Would you copy each line of the records that includes the word "JSON"?

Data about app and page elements
=======
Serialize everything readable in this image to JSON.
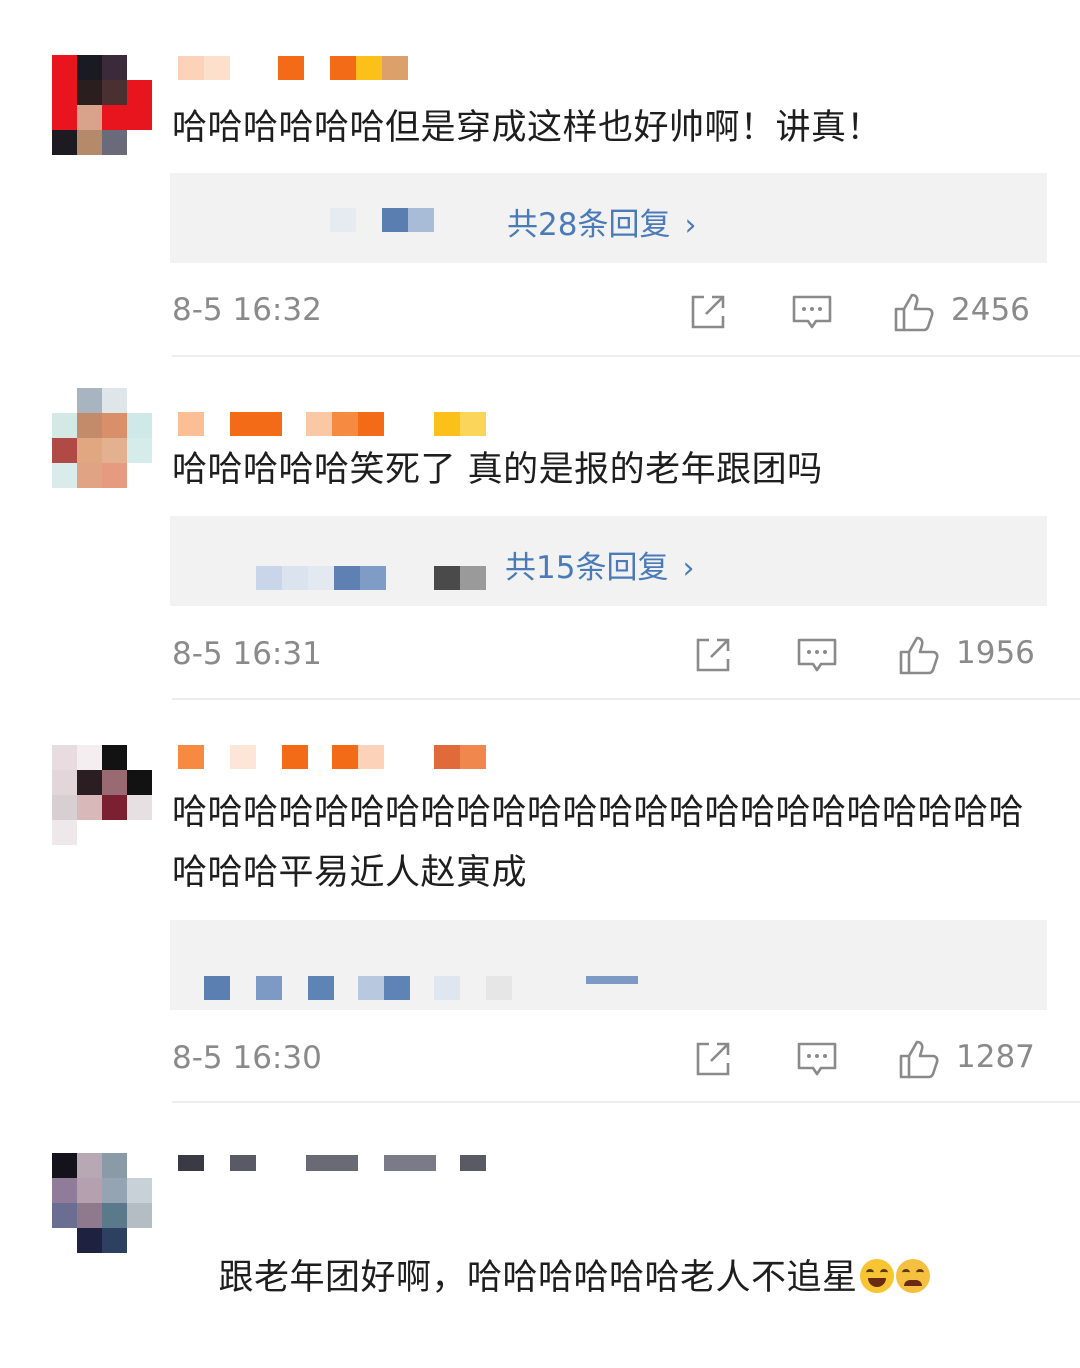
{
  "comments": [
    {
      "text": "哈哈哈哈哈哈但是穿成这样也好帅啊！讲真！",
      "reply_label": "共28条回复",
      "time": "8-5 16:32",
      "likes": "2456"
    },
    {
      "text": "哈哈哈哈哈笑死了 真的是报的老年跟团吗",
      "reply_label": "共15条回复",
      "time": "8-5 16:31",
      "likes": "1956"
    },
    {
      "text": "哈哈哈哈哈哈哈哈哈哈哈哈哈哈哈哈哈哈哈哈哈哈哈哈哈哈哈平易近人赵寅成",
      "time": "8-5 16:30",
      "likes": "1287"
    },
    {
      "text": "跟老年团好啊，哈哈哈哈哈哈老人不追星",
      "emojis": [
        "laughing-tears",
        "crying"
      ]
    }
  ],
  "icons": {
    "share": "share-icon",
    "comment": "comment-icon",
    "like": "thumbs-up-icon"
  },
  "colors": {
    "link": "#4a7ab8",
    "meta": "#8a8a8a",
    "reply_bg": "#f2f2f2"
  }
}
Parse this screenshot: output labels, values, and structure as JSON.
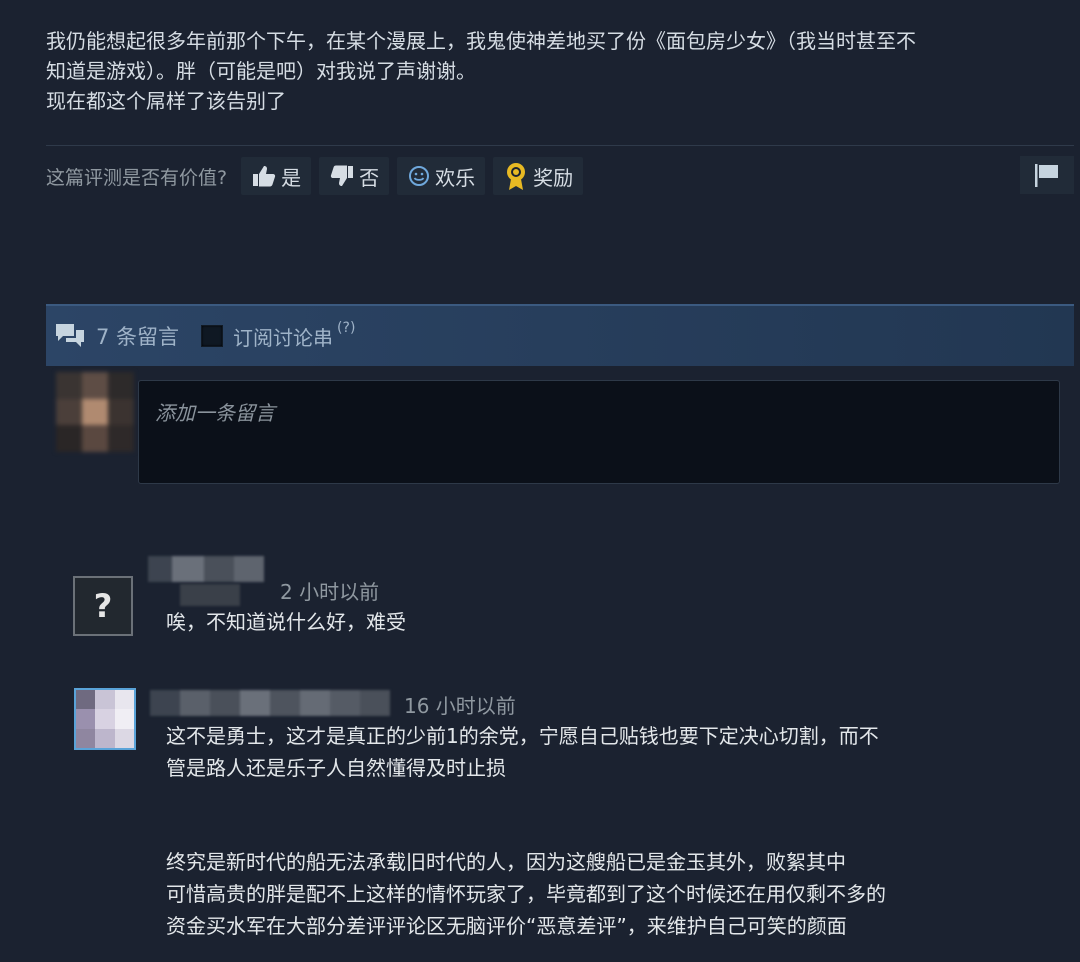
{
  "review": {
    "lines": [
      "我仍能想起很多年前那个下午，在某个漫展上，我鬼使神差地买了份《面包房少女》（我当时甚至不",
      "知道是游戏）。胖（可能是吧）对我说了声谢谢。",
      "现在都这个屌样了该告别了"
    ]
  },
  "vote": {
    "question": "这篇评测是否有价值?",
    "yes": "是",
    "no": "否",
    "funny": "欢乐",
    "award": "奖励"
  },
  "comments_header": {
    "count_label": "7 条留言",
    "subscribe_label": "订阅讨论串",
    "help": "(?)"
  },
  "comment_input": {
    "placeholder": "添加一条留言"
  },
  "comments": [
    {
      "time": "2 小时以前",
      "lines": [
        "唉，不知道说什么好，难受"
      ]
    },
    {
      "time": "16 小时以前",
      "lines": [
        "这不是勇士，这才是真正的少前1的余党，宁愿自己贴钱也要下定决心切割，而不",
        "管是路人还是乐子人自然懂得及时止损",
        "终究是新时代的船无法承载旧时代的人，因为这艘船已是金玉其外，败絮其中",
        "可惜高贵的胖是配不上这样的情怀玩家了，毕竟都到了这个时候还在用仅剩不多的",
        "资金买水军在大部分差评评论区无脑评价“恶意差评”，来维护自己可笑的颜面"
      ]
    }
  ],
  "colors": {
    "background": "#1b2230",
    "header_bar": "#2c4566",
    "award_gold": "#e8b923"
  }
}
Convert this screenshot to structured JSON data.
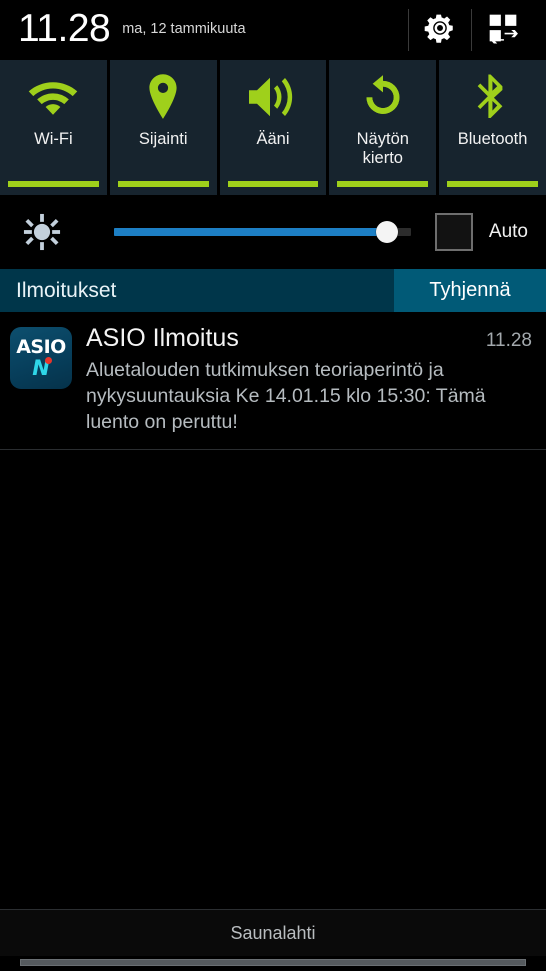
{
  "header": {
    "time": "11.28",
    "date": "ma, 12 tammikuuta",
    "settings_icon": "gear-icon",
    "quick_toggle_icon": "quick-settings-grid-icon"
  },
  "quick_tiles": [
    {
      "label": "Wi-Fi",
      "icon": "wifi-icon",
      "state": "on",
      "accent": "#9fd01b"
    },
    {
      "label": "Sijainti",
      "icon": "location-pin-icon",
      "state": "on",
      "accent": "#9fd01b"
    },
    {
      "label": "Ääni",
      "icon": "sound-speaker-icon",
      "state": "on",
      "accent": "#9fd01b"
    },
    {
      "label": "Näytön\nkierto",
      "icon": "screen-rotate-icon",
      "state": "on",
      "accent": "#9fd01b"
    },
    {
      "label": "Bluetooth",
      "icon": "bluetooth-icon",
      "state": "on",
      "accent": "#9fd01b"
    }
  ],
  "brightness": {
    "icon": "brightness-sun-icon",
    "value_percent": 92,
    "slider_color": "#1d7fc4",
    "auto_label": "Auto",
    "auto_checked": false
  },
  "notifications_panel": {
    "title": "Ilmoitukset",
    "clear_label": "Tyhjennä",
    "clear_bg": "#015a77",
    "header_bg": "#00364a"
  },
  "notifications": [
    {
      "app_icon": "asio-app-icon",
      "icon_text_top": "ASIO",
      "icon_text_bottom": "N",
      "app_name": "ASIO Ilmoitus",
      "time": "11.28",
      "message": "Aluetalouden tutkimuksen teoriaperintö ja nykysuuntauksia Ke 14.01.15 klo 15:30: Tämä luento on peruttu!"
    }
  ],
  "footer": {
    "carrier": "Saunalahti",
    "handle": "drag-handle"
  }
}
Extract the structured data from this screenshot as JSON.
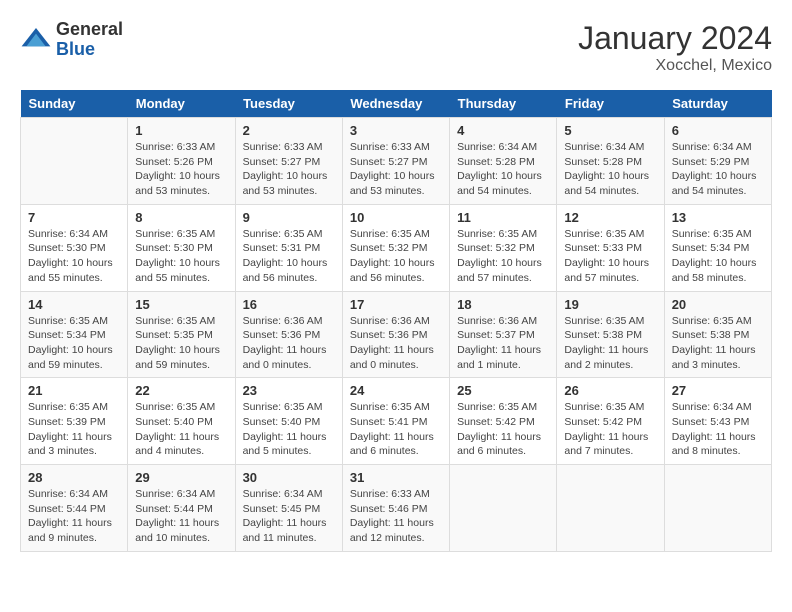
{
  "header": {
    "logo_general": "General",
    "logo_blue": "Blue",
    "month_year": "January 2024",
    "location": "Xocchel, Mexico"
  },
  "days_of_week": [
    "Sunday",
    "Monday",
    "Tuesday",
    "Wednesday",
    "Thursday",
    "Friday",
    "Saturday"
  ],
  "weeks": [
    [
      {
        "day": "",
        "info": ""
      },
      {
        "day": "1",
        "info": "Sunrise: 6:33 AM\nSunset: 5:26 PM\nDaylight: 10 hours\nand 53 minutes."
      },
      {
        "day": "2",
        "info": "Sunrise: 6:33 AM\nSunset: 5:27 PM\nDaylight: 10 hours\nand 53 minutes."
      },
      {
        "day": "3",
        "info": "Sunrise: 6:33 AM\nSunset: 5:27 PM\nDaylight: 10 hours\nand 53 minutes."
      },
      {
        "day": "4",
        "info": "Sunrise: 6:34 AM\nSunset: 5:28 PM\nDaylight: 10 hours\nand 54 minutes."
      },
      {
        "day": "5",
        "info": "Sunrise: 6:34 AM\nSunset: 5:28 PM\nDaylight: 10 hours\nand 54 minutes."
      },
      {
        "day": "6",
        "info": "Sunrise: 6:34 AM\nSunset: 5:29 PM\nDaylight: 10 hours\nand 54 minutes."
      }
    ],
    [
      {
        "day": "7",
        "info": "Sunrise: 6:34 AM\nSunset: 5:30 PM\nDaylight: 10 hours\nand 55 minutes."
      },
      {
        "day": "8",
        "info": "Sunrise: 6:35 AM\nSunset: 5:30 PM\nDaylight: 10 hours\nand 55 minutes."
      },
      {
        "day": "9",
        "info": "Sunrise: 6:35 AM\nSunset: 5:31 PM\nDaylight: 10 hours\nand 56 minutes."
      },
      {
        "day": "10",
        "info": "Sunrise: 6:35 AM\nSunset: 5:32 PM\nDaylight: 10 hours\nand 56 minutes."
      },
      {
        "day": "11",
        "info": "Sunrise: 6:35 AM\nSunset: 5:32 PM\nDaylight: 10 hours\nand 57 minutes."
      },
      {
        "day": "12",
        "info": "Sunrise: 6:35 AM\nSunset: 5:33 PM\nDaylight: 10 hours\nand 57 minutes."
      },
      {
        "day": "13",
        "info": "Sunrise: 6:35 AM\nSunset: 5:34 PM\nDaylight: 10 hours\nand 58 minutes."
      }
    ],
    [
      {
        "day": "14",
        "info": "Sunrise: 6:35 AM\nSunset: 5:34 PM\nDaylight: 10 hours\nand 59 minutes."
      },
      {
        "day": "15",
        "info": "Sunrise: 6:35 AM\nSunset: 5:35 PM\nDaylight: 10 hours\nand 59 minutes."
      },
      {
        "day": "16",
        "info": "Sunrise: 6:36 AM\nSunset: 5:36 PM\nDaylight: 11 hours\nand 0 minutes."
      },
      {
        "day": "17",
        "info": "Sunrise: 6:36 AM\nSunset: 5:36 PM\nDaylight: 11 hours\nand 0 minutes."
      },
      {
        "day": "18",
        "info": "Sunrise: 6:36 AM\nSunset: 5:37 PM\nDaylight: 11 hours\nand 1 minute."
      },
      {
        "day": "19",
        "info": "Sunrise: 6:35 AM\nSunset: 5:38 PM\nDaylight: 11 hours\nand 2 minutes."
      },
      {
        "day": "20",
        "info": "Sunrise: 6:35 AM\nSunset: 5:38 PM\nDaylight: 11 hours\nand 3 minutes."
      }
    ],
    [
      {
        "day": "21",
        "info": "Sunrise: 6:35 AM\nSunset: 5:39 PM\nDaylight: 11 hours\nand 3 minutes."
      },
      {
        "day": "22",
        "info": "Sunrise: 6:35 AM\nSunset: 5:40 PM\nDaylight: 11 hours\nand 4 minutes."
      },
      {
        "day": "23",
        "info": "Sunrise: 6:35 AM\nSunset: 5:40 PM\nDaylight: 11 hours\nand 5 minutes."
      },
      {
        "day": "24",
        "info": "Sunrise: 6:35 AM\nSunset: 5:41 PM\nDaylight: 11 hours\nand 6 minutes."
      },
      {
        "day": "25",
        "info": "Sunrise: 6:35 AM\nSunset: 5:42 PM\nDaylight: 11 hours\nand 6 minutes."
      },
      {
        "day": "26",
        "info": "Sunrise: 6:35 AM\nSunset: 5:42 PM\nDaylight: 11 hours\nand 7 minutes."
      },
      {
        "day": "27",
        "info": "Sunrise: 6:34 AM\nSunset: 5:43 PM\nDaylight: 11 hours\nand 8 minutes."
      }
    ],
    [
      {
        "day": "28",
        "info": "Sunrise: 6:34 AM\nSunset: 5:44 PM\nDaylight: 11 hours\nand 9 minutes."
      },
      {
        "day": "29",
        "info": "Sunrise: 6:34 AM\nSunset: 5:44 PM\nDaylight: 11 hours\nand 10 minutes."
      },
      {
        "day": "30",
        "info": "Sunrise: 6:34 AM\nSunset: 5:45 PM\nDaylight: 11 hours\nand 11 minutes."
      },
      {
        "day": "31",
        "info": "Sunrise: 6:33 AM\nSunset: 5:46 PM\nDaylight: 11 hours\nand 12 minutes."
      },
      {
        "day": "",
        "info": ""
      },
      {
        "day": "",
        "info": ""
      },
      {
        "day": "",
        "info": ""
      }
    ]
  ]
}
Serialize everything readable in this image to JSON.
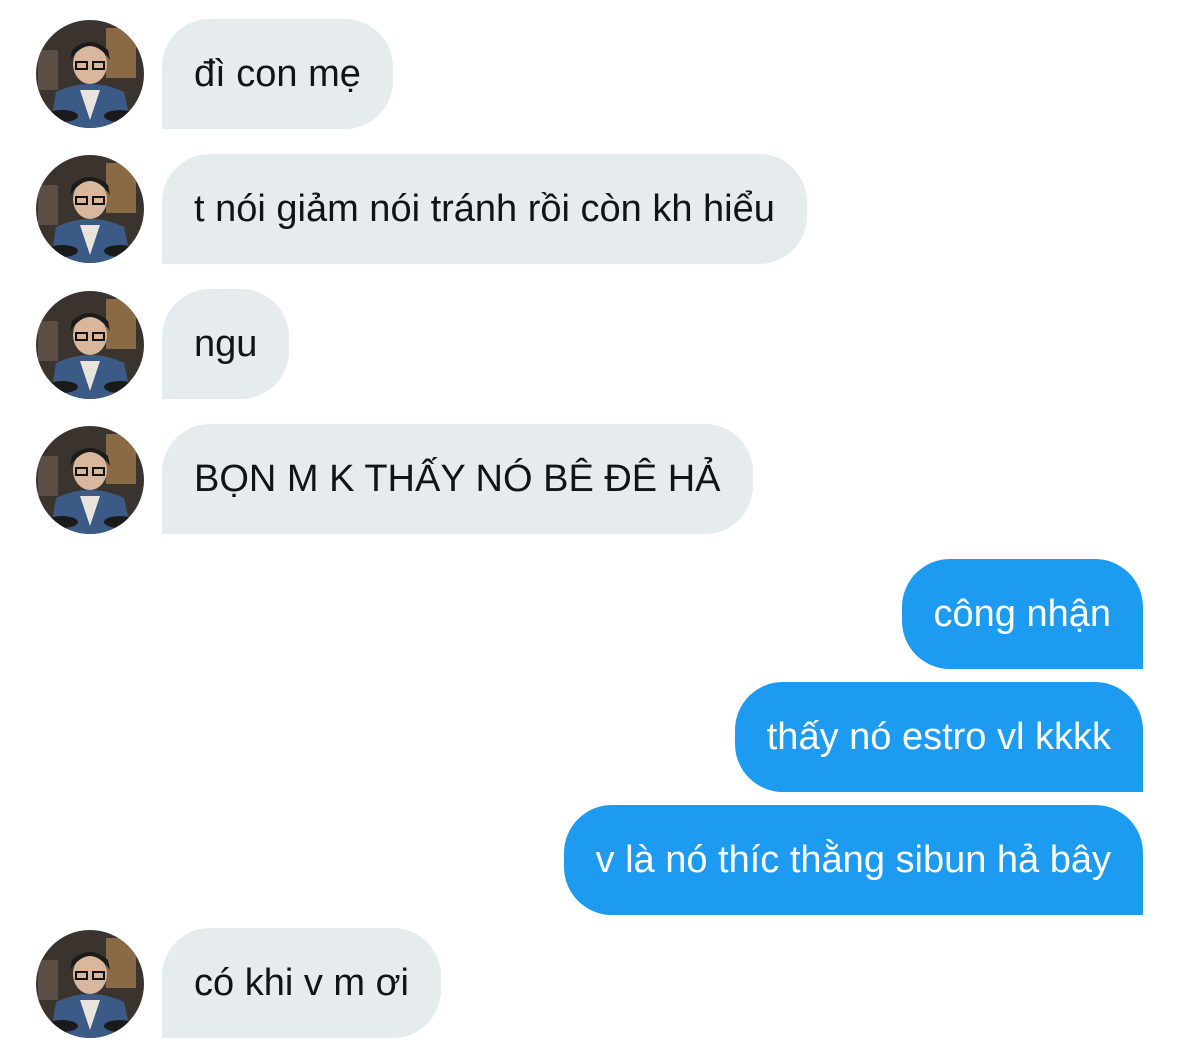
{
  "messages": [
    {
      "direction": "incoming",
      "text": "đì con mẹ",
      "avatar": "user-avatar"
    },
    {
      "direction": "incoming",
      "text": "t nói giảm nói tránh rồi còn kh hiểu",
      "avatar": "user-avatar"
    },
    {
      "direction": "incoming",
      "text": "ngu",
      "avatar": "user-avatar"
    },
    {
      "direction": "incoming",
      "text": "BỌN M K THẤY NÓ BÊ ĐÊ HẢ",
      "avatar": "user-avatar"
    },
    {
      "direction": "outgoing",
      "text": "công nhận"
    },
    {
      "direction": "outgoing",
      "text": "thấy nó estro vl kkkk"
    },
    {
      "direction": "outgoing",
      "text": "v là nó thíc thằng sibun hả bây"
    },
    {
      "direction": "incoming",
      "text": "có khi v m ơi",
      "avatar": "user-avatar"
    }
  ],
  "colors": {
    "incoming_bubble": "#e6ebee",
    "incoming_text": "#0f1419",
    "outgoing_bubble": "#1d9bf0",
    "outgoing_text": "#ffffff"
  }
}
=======
TASK OUTPUT »
Serialize everything readable in this image to JSON.
Parse this screenshot: output labels, values, and structure as JSON.
Convert this screenshot to structured JSON data.
Extract the structured data from this screenshot as JSON.
Serialize everything readable in this image to JSON.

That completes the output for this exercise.